References in periodicals archive ?
A contemporary Lewis Carroll, Waters luxuriates in the topsy-turviness of life, and his somewhat more conventional recent films depend, like most narratives, on the reversal of fortune.
The worst thing about the Molehill Era is that topsy-turviness itself is offensive.
For Smith, breaking and disrupting boundaries in theater and society culminate in the execution of Charles I in 1649, an event prepared for by the theater which preceded it: "the merging of theater, festive topsy-turviness and punishment in the mid-seventeenth century may owe much to the deconsecration of authority in the drama that preceded it, but the drama of the early seventeenth century owes as much to the highly experimental and bold invocation of .

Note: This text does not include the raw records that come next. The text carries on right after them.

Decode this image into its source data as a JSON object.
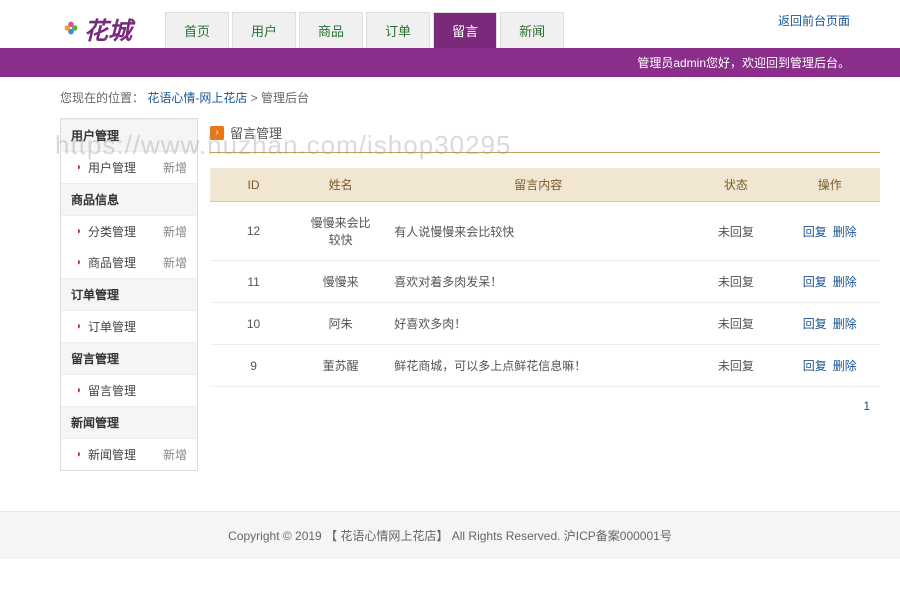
{
  "top_link": "返回前台页面",
  "logo_text": "花城",
  "nav": [
    {
      "label": "首页",
      "active": false
    },
    {
      "label": "用户",
      "active": false
    },
    {
      "label": "商品",
      "active": false
    },
    {
      "label": "订单",
      "active": false
    },
    {
      "label": "留言",
      "active": true
    },
    {
      "label": "新闻",
      "active": false
    }
  ],
  "admin_bar": "管理员admin您好，欢迎回到管理后台。",
  "breadcrumb": {
    "prefix": "您现在的位置：",
    "link": "花语心情-网上花店",
    "sep": " > ",
    "current": "管理后台"
  },
  "sidebar": [
    {
      "header": "用户管理",
      "items": [
        {
          "label": "用户管理",
          "add": "新增"
        }
      ]
    },
    {
      "header": "商品信息",
      "items": [
        {
          "label": "分类管理",
          "add": "新增"
        },
        {
          "label": "商品管理",
          "add": "新增"
        }
      ]
    },
    {
      "header": "订单管理",
      "items": [
        {
          "label": "订单管理",
          "add": ""
        }
      ]
    },
    {
      "header": "留言管理",
      "items": [
        {
          "label": "留言管理",
          "add": ""
        }
      ]
    },
    {
      "header": "新闻管理",
      "items": [
        {
          "label": "新闻管理",
          "add": "新增"
        }
      ]
    }
  ],
  "content": {
    "title": "留言管理",
    "table": {
      "headers": [
        "ID",
        "姓名",
        "留言内容",
        "状态",
        "操作"
      ],
      "rows": [
        {
          "id": "12",
          "name": "慢慢来会比较快",
          "content": "有人说慢慢来会比较快",
          "status": "未回复",
          "actions": [
            "回复",
            "删除"
          ]
        },
        {
          "id": "11",
          "name": "慢慢来",
          "content": "喜欢对着多肉发呆！",
          "status": "未回复",
          "actions": [
            "回复",
            "删除"
          ]
        },
        {
          "id": "10",
          "name": "阿朱",
          "content": "好喜欢多肉！",
          "status": "未回复",
          "actions": [
            "回复",
            "删除"
          ]
        },
        {
          "id": "9",
          "name": "董苏醒",
          "content": "鲜花商城，可以多上点鲜花信息嘛！",
          "status": "未回复",
          "actions": [
            "回复",
            "删除"
          ]
        }
      ]
    },
    "pagination": {
      "current": "1"
    }
  },
  "footer": "Copyright © 2019 【 花语心情网上花店】 All Rights Reserved. 沪ICP备案000001号",
  "watermark": "https://www.huzhan.com/ishop30295"
}
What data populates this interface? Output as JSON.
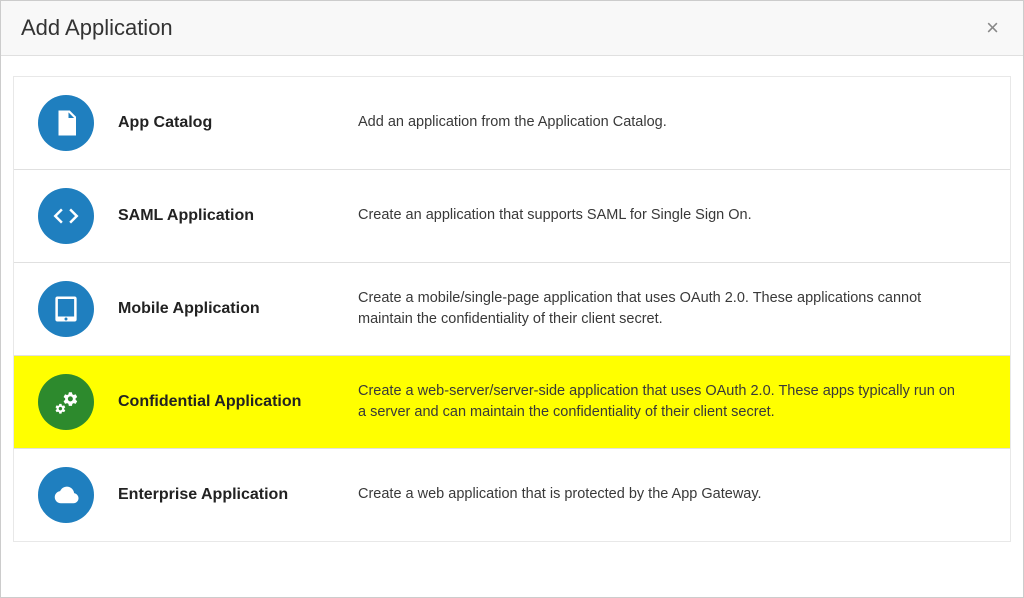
{
  "dialog": {
    "title": "Add Application",
    "close_symbol": "×"
  },
  "options": [
    {
      "label": "App Catalog",
      "description": "Add an application from the Application Catalog.",
      "highlighted": false
    },
    {
      "label": "SAML Application",
      "description": "Create an application that supports SAML for Single Sign On.",
      "highlighted": false
    },
    {
      "label": "Mobile Application",
      "description": "Create a mobile/single-page application that uses OAuth 2.0. These applications cannot maintain the confidentiality of their client secret.",
      "highlighted": false
    },
    {
      "label": "Confidential Application",
      "description": "Create a web-server/server-side application that uses OAuth 2.0. These apps typically run on a server and can maintain the confidentiality of their client secret.",
      "highlighted": true
    },
    {
      "label": "Enterprise Application",
      "description": "Create a web application that is protected by the App Gateway.",
      "highlighted": false
    }
  ]
}
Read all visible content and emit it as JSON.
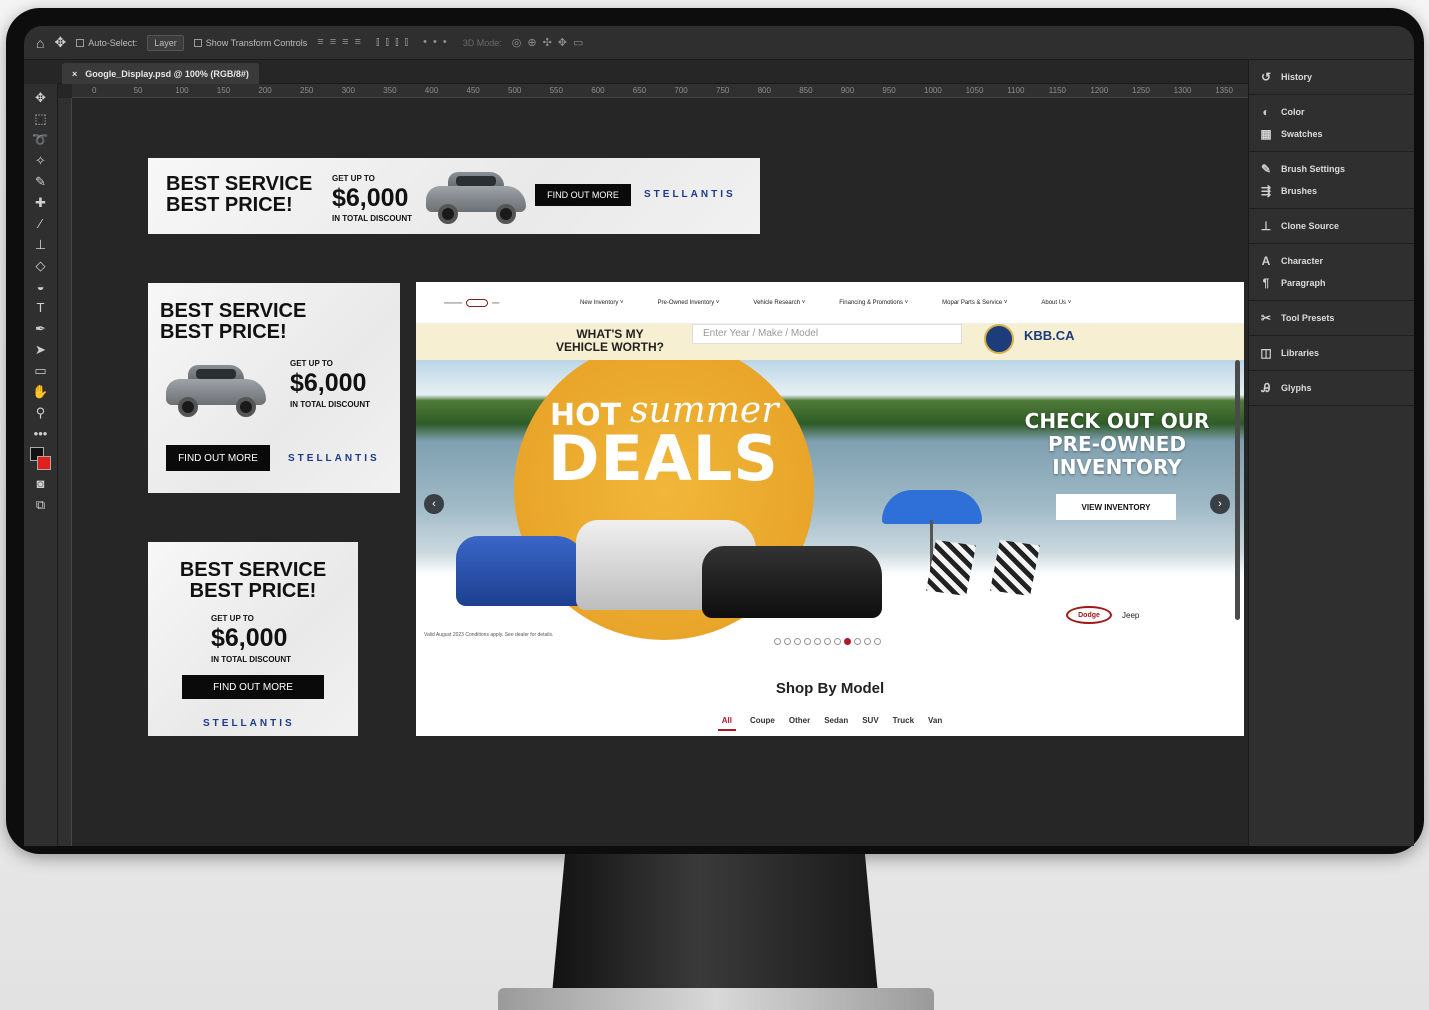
{
  "options_bar": {
    "auto_select_label": "Auto-Select:",
    "auto_select_value": "Layer",
    "show_transform_label": "Show Transform Controls",
    "mode_label": "3D Mode:"
  },
  "document": {
    "tab_title": "Google_Display.psd @ 100% (RGB/8#)"
  },
  "ruler_ticks": [
    "0",
    "50",
    "100",
    "150",
    "200",
    "250",
    "300",
    "350",
    "400",
    "450",
    "500",
    "550",
    "600",
    "650",
    "700",
    "750",
    "800",
    "850",
    "900",
    "950",
    "1000",
    "1050",
    "1100",
    "1150",
    "1200",
    "1250",
    "1300",
    "1350"
  ],
  "panels": {
    "items": [
      {
        "label": "History"
      },
      {
        "label": "Color"
      },
      {
        "label": "Swatches"
      },
      {
        "label": "Brush Settings"
      },
      {
        "label": "Brushes"
      },
      {
        "label": "Clone Source"
      },
      {
        "label": "Character"
      },
      {
        "label": "Paragraph"
      },
      {
        "label": "Tool Presets"
      },
      {
        "label": "Libraries"
      },
      {
        "label": "Glyphs"
      }
    ]
  },
  "ad": {
    "headline_1": "BEST SERVICE",
    "headline_2": "BEST PRICE!",
    "get_up_to": "GET UP TO",
    "price": "$6,000",
    "discount": "IN TOTAL DISCOUNT",
    "cta": "FIND OUT MORE",
    "brand": "STELLANTIS"
  },
  "site": {
    "nav": [
      "New Inventory ˅",
      "Pre-Owned Inventory ˅",
      "Vehicle Research ˅",
      "Financing & Promotions ˅",
      "Mopar Parts & Service ˅",
      "About Us ˅"
    ],
    "kbb_question_1": "WHAT'S MY",
    "kbb_question_2": "VEHICLE WORTH?",
    "kbb_placeholder": "Enter Year / Make / Model",
    "kbb_brand": "KBB.CA",
    "hero": {
      "hot": "HOT",
      "summer": "summer",
      "deals": "DEALS",
      "check_1": "CHECK OUT OUR",
      "check_2": "PRE-OWNED",
      "check_3": "INVENTORY",
      "cta": "VIEW INVENTORY",
      "legal": "Valid August 2023 Conditions apply. See dealer for details.",
      "dealer": "Dodge",
      "jeep": "Jeep",
      "prev": "‹",
      "next": "›"
    },
    "shop_title": "Shop By Model",
    "model_tabs": [
      "All",
      "Coupe",
      "Other",
      "Sedan",
      "SUV",
      "Truck",
      "Van"
    ]
  }
}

For instance, he prefers the hardedged topsy-turviness of Plautus's Menaechmi to the "mushiness" of the play Shakespeare made from it, The Comedy of Errors.